On March 26, 2021, the Executive Board of the International Monetary Fund (IMF) discussed an IMF staff paper on recent economic developments and prospects in low-income countries (LICs). Responding to requests from the International Monetary and Financial Committee (IMFC), the Fund’s policy-guiding ministerial body, and the Group of 20, the paper focuses on estimating financing needs over the period 2021-25, and on sustainable financing options to cover these needs. Going forward, the IMF estimates that low-income countries would need to deploy around $200 billion up to 2025 to step up response to the pandemic and an additional $250 bn to accelerate their income convergence with advanced economies. The paper defines LICs as those countries eligible for Poverty Reduction and Growth Trust facilities (69 countries in Africa, Asia, and Latin America).
LICs have been significantly affected by the COVID-19 pandemic and the associated health and economic crises. They entered this period with limited policy space. Real annual GDP growth in 2020 therefore declined dramatically to 0.3 percent (from above 5 percent in the previous three years).

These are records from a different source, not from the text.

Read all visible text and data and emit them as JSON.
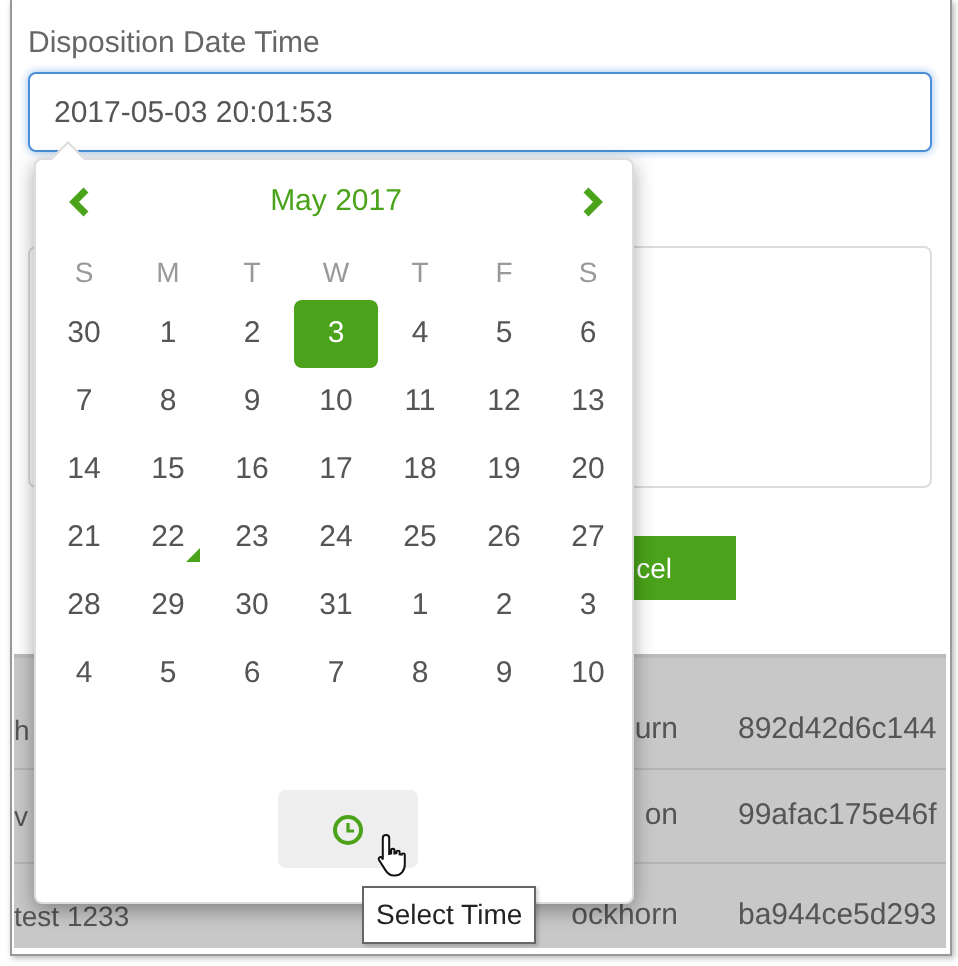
{
  "field": {
    "label": "Disposition Date Time",
    "value": "2017-05-03 20:01:53"
  },
  "cancel_button": {
    "label": "cel"
  },
  "table": {
    "rows": [
      [
        "h",
        "urn",
        "892d42d6c144"
      ],
      [
        "v",
        "on",
        "99afac175e46f"
      ],
      [
        "test 1233",
        "ockhorn",
        "ba944ce5d293"
      ]
    ]
  },
  "datepicker": {
    "month": "May 2017",
    "weekdays": [
      "S",
      "M",
      "T",
      "W",
      "T",
      "F",
      "S"
    ],
    "weeks": [
      [
        {
          "day": "30",
          "selected": false,
          "today": false
        },
        {
          "day": "1",
          "selected": false,
          "today": false
        },
        {
          "day": "2",
          "selected": false,
          "today": false
        },
        {
          "day": "3",
          "selected": true,
          "today": false
        },
        {
          "day": "4",
          "selected": false,
          "today": false
        },
        {
          "day": "5",
          "selected": false,
          "today": false
        },
        {
          "day": "6",
          "selected": false,
          "today": false
        }
      ],
      [
        {
          "day": "7",
          "selected": false,
          "today": false
        },
        {
          "day": "8",
          "selected": false,
          "today": false
        },
        {
          "day": "9",
          "selected": false,
          "today": false
        },
        {
          "day": "10",
          "selected": false,
          "today": false
        },
        {
          "day": "11",
          "selected": false,
          "today": false
        },
        {
          "day": "12",
          "selected": false,
          "today": false
        },
        {
          "day": "13",
          "selected": false,
          "today": false
        }
      ],
      [
        {
          "day": "14",
          "selected": false,
          "today": false
        },
        {
          "day": "15",
          "selected": false,
          "today": false
        },
        {
          "day": "16",
          "selected": false,
          "today": false
        },
        {
          "day": "17",
          "selected": false,
          "today": false
        },
        {
          "day": "18",
          "selected": false,
          "today": false
        },
        {
          "day": "19",
          "selected": false,
          "today": false
        },
        {
          "day": "20",
          "selected": false,
          "today": false
        }
      ],
      [
        {
          "day": "21",
          "selected": false,
          "today": false
        },
        {
          "day": "22",
          "selected": false,
          "today": true
        },
        {
          "day": "23",
          "selected": false,
          "today": false
        },
        {
          "day": "24",
          "selected": false,
          "today": false
        },
        {
          "day": "25",
          "selected": false,
          "today": false
        },
        {
          "day": "26",
          "selected": false,
          "today": false
        },
        {
          "day": "27",
          "selected": false,
          "today": false
        }
      ],
      [
        {
          "day": "28",
          "selected": false,
          "today": false
        },
        {
          "day": "29",
          "selected": false,
          "today": false
        },
        {
          "day": "30",
          "selected": false,
          "today": false
        },
        {
          "day": "31",
          "selected": false,
          "today": false
        },
        {
          "day": "1",
          "selected": false,
          "today": false
        },
        {
          "day": "2",
          "selected": false,
          "today": false
        },
        {
          "day": "3",
          "selected": false,
          "today": false
        }
      ],
      [
        {
          "day": "4",
          "selected": false,
          "today": false
        },
        {
          "day": "5",
          "selected": false,
          "today": false
        },
        {
          "day": "6",
          "selected": false,
          "today": false
        },
        {
          "day": "7",
          "selected": false,
          "today": false
        },
        {
          "day": "8",
          "selected": false,
          "today": false
        },
        {
          "day": "9",
          "selected": false,
          "today": false
        },
        {
          "day": "10",
          "selected": false,
          "today": false
        }
      ]
    ]
  },
  "tooltip": "Select Time"
}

Looking ahead, the pandemic is set to have long-lasting effects on LICs, leading to higher debt levels and within country inequality and poverty, y and delaying income convergence with advanced economies. In addition, LICs will have to respond to pre-existing challenges, such as climate change adaptation, and harness new opportunities such as digitalization.
Focusing on what this very challenging context means in terms of LICs’ financing needs, the paper shows that beyond the needs embedded in the World Economic Outlook projections, LICs would require an additional $200 billion between 2021-25 to step up the response to COVID-19 and build adequate financial buffers. To accelerate convergence with advanced economies would require an additional $250 billion. A downside scenario of a slower global recovery could add a further $100 billion to these financing needs.
Meeting these additional needs requires a multi-faceted approach. Implementing domestic reforms—especially related to the governance of economic institutions—raising revenues, and improving the efficiency of spending, will be crucial for LICs. At the same time, the international community should step up its financing support, including grants and concessional loans by bilateral donors and multilateral institutions. There is also significant space to expand the role of private sector financing, especially in infrastructure financing by international investors.
Executive Board Assessment
Executive Directors welcomed the assessment of macroeconomic developments, financing needs and sustainable financing options for low-income countries (LICs). They recognized the heavy toll that the pandemic has taken on LICs, with significant economic and health effects. This was partly due to a lack of fiscal space, elevated debt levels, limited access to financing and little room for monetary policy support. With this background, Directors broadly agreed with the assessment and policy measures that need to be taken by LICs and the need for international support to assist them in their endeavors. Directors also underlined the need to remain mindful of the vulnerabilities that affect other countries.
Directors were encouraged by ongoing international efforts to assist LICs, including emergency financing from the IMF, support by the World Bank and other multilateral development banks, and the G20-led Debt Service Suspension Initiative and Common Framework. These efforts have temporarily eased financing constraints for many LICs.
Directors noted, however, that LICs face an uncertain economic outlook, with the risk of renewed lockdowns due to resurgent waves and variants of the virus, and that these downside risks will likely persist until vaccines deliver herd immunity. They also recognized that LICs are at a disadvantage to recover due to uneven access to vaccines, limited policy space and preexisting vulnerabilities.
In this context, Directors welcomed the estimates of LIC financing needs. They broadly agreed with the assessment that around US$200 billion will be needed to step up the spending response to COVID and rebuild or maintain external buffers. An additional US$250 billion in investment spending would be needed to accelerate convergence to advanced economies. Should the risks identified in an adverse scenario materialize, an additional US$100 billion would be necessary. Directors underscored that while the underlying assumptions were subject to uncertainty, the sensitivity tests provided assurance that the estimates are a reasonable approximation of LICs’ additional financing needs relative to the baseline. At the same time, Directors strongly emphasized the need for decisive policy implementation. They were encouraged that, with appropriate financing and decisive policy implementation, LICs would be able to converge back to their pre-COVID convergence path to advanced economies between 2023 and 2025.
Directors emphasized that covering the additional financing needs would require a multifaceted approach. This approach would need to combine strong domestic reforms, stepped up financing by the international community, debt restructuring where needed, and catalyzing financing from the private sector. Addressing governance, institutional capacity, and other structural bottlenecks would be an important part of these efforts, with policy advice and capacity development from the Fund and other development partners.